My visit to the IRISC headquarters in Sheffield prompted me to write to our right hon. Friend the Energy Minister suggesting a range of ways in which the process could be speeded up. For instance, we could remove the wasted time of checking non-existent employment and pension records, which currently delays the payment of claims, and the wasteful process that Healthcall has followed in pursuing claims with GPs, whereby someone arrives, takes just one record and goes away when there are 10 or 12 miners' records in the GP's practice. Will my hon. Friend insist on a review of the entire process to stop time being wasted? I have seen some progress, which I welcome.

Will my hon. Friend work with Healthcall to secure a centre to examine ex-miners in the south Derbyshire coalfield? It could serve that area and the constituency of my hon. Friend the Member for North-West Leicestershire (Mr. Taylor) I would suggest Swadlincote, Coalville or Burton as a location.

Photo of Alan Johnson Alan Johnson Parliamentary Under-Secretary (Department of Trade and Industry)

My hon. Friend makes good points and my right hon. Friend the Energy Minister will consider them. We must clear the bottleneck quickly, but there are legal complexities. It is not just a matter of visiting a GP as though one were making a normal visit for a health check; it often requires a second visit. All our attention is centred on clearing the bottleneck and we will take up my hon. Friend's suggestion. We will keep in touch with him and all other Members of Parliament concerned with the developments.

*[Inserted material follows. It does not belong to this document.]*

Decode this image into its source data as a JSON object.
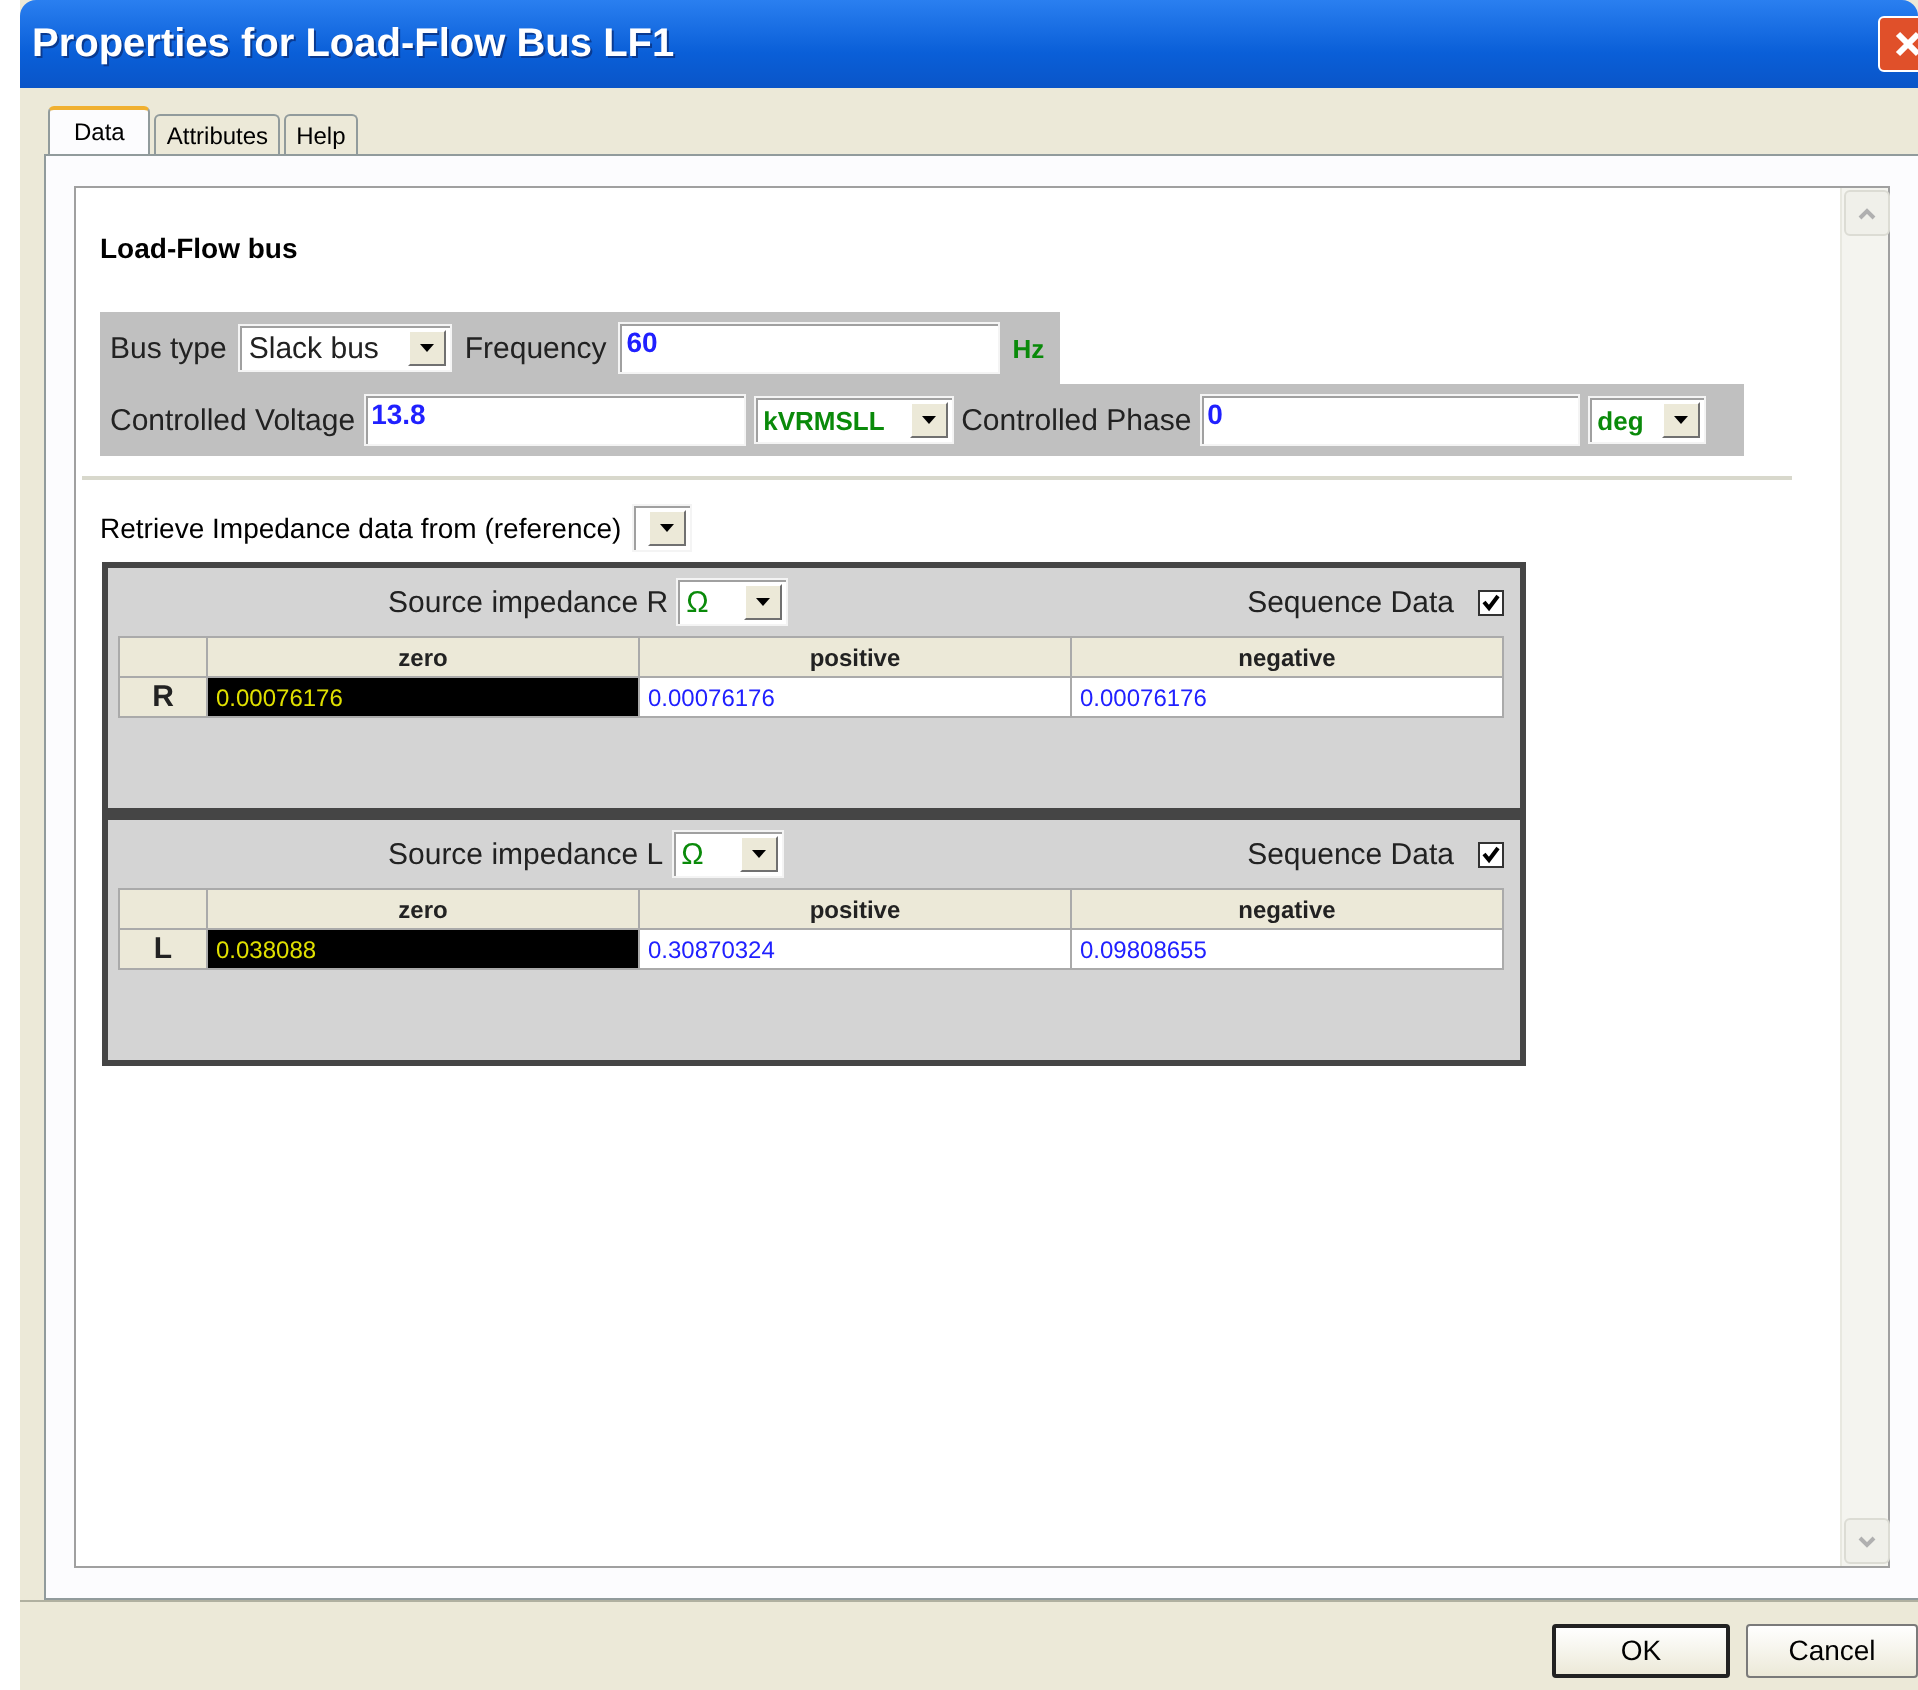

Photo of Mr Richard Allan Mr Richard Allan Shadow Spokesperson (Business, Innovation and Skills), Shadow Spokesperson (Education and Employment)

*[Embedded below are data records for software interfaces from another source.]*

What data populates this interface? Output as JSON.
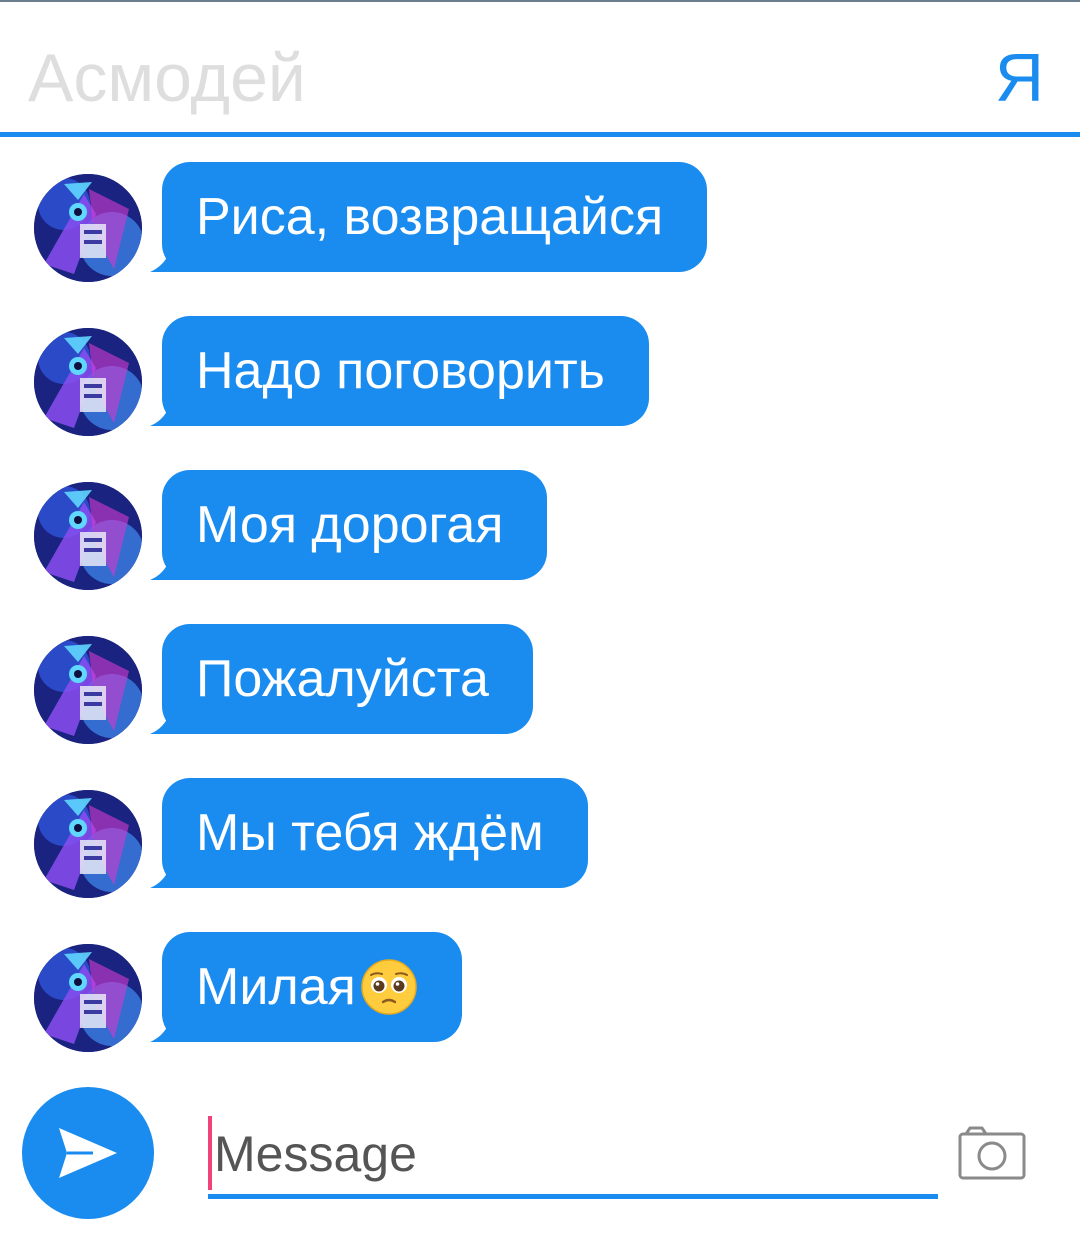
{
  "header": {
    "contact_name": "Асмодей",
    "me_label": "Я"
  },
  "colors": {
    "accent": "#1a8cf0",
    "bubble_text": "#ffffff",
    "name_placeholder": "#dedede",
    "caret": "#f0437a"
  },
  "messages": [
    {
      "text": "Риса, возвращайся"
    },
    {
      "text": "Надо поговорить"
    },
    {
      "text": "Моя дорогая"
    },
    {
      "text": "Пожалуйста"
    },
    {
      "text": "Мы тебя ждём"
    },
    {
      "text": "Милая",
      "emoji": "pleading-face-emoji"
    }
  ],
  "composer": {
    "placeholder": "Message",
    "send_icon": "send-icon",
    "camera_icon": "camera-icon"
  }
}
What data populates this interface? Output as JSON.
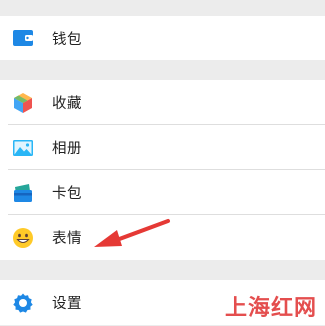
{
  "menu": {
    "wallet": {
      "label": "钱包",
      "icon": "wallet-icon"
    },
    "favorites": {
      "label": "收藏",
      "icon": "favorites-cube-icon"
    },
    "album": {
      "label": "相册",
      "icon": "photo-icon"
    },
    "cards": {
      "label": "卡包",
      "icon": "card-holder-icon"
    },
    "stickers": {
      "label": "表情",
      "icon": "smiley-icon"
    },
    "settings": {
      "label": "设置",
      "icon": "gear-icon"
    }
  },
  "annotation": {
    "arrow_color": "#e53935"
  },
  "watermark": {
    "text": "上海红网"
  },
  "colors": {
    "background": "#ececec",
    "wallet_blue": "#1e88e5",
    "settings_blue": "#1e88e5",
    "smiley_yellow": "#ffca28",
    "watermark_red": "#e24040"
  }
}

The Minister has referred to the issue of recruiting doctors who can perform the assessments required for the compensation claims. How would he respond to the case of a constituent of mine who is experienced in this area but is expressly banned from working on the scheme because she once worked for an agency which had some relationship with the Benefits Agency medical services? She was told that within the contractual arrangements from the DTI, any doctor who had ever worked for BAMS was prevented from working on the compensation processes now. Will the Minister consider looking again at this matter, given that many doctors who have expertise in compensation claims may have had some incidental relationship with the Benefits Agency in the past?

Photo of Alan Johnson Alan Johnson Parliamentary Under-Secretary (Department of Trade and Industry)

The hon. Member raises a matter of which I am unaware and about which I suggest he writes to me. Something about it sounds wrong to me, and we need to look at it. The handling agreement was reached in early 1998, but I am sure that there is enough flexibility to deal with the sort of points that he has raised.

Photo of Michael Clapham Michael Clapham Labour, Barnsley West and Penistone

Will my hon. Friend confirm that the judge monitoring progress in this matter has recently expressed the view that ex gratia payments would not be the way to deal fairly with compensation? He said that they would overcompensate some, and undercompensate others. Will my hon. Friend also take this opportunity to condemn Plaid Cymru, which has distributed literature in south Wales calling for ex gratia payments? The party has misled miners' families into believing that ex gratia payments represent a simple solution to the problem.

Photo of Alan Johnson Alan Johnson Parliamentary Under-Secretary (Department of Trade and Industry)

My hon. Friend raises an important point. Mr. Justice Turner did indeed make those comments about ex gratia payments, and it is important to remember that there is a big difference between such payments and compensation payments. If we went down the route of ex gratia payments, we would not be benefiting the people whom we are seeking to assist.